HannahArendt.net Call for Papers: Nature and Politics
The way in which human societies interact with nature is currently becoming a key political issue. Anthropogenic climate change, the destruction of ecosystems, the unbridled ravage of natural resources – these are now central issues of political negotiation and conflict. This raises a number of questions for political thought. Nature and politics have long been opposites in the history of Western ideas – though not undisputedly so. One of today's major challenges is to rethink and overcome this dualism and understand nature as a political concept. We find approaches to this notably at the margins of the Western history of ideas and beyond: in the cosmologies of non-Western societies as well as, for example, in Alexander von Humboldt.
For this issue of HannahArendt.net, we are looking for elements of a political thought that does not conceptualize nature as something outside the political – with Hannah Arendt and beyond Hannah Arendt.

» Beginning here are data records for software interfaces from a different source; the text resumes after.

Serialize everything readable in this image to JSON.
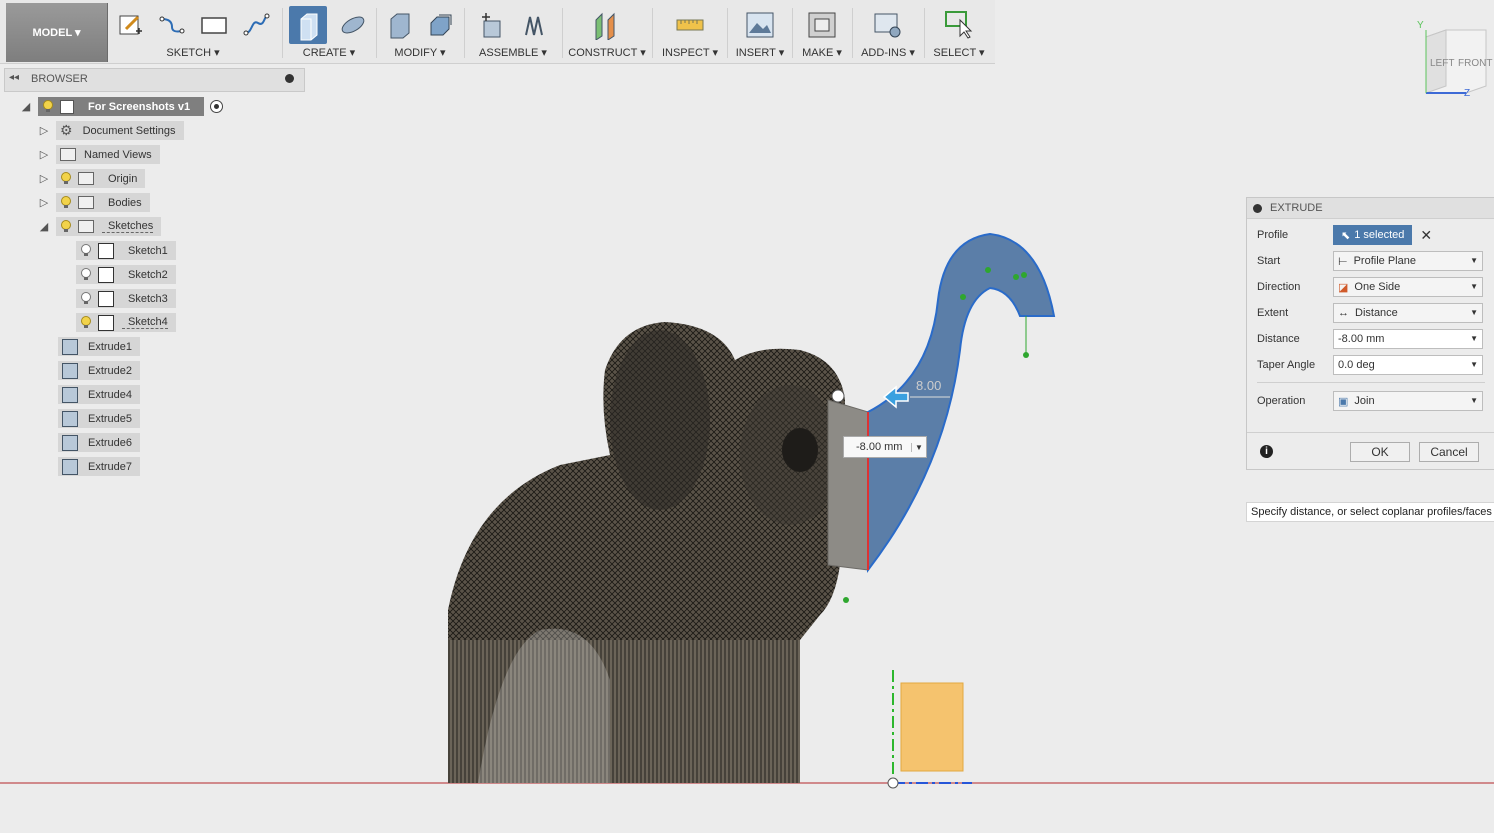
{
  "toolbar": {
    "model": "MODEL ▾",
    "groups": [
      {
        "label": "SKETCH ▾"
      },
      {
        "label": "CREATE ▾"
      },
      {
        "label": "MODIFY ▾"
      },
      {
        "label": "ASSEMBLE ▾"
      },
      {
        "label": "CONSTRUCT ▾"
      },
      {
        "label": "INSPECT ▾"
      },
      {
        "label": "INSERT ▾"
      },
      {
        "label": "MAKE ▾"
      },
      {
        "label": "ADD-INS ▾"
      },
      {
        "label": "SELECT ▾"
      }
    ]
  },
  "browser": {
    "title": "BROWSER",
    "root": "For Screenshots v1",
    "items": [
      "Document Settings",
      "Named Views",
      "Origin",
      "Bodies",
      "Sketches"
    ],
    "sketches": [
      "Sketch1",
      "Sketch2",
      "Sketch3",
      "Sketch4"
    ],
    "features": [
      "Extrude1",
      "Extrude2",
      "Extrude4",
      "Extrude5",
      "Extrude6",
      "Extrude7"
    ]
  },
  "viewcube": {
    "left": "LEFT",
    "front": "FRONT",
    "y": "Y",
    "z": "Z"
  },
  "extrude": {
    "title": "EXTRUDE",
    "profile_label": "Profile",
    "profile_value": "1 selected",
    "start_label": "Start",
    "start_value": "Profile Plane",
    "direction_label": "Direction",
    "direction_value": "One Side",
    "extent_label": "Extent",
    "extent_value": "Distance",
    "distance_label": "Distance",
    "distance_value": "-8.00 mm",
    "taper_label": "Taper Angle",
    "taper_value": "0.0 deg",
    "operation_label": "Operation",
    "operation_value": "Join",
    "ok": "OK",
    "cancel": "Cancel"
  },
  "hint": "Specify distance, or select coplanar profiles/faces t",
  "viewport": {
    "dim_input": "-8.00 mm",
    "dim_label": "8.00"
  }
}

Arendt's work has no clear concept of nature. Her understanding of nature oscillates between the traditional concept of nature that objectifies it as physis and contrasts it with man-made history and culture and a variety of reflections on a more entangled relationship between politics and nature, history and nature, on identity and human conditionality, which on the surface fail to reveal a clearly definable concept of nature. On the one hand, Arendt sees physical nature as forming the basis of human life on earth. She understands humans as earth-bound and thus "conditioned" beings who are at the same time "not absolutely bound to nature" (Vita activa 1981, p. 8). The space of freedom that Arendt determines is not infinite, however, but can only exist if the limits set by nature are respected. As these few highlights show, the concept of nature is central to Arendt's political ideas. That said, it is also one of the darkest and most difficult concepts in her work. In many cases, Arendt seems to transgress the traditional dichotomy of nature and culture, and introduce a third (e.g., world, understanding, judging).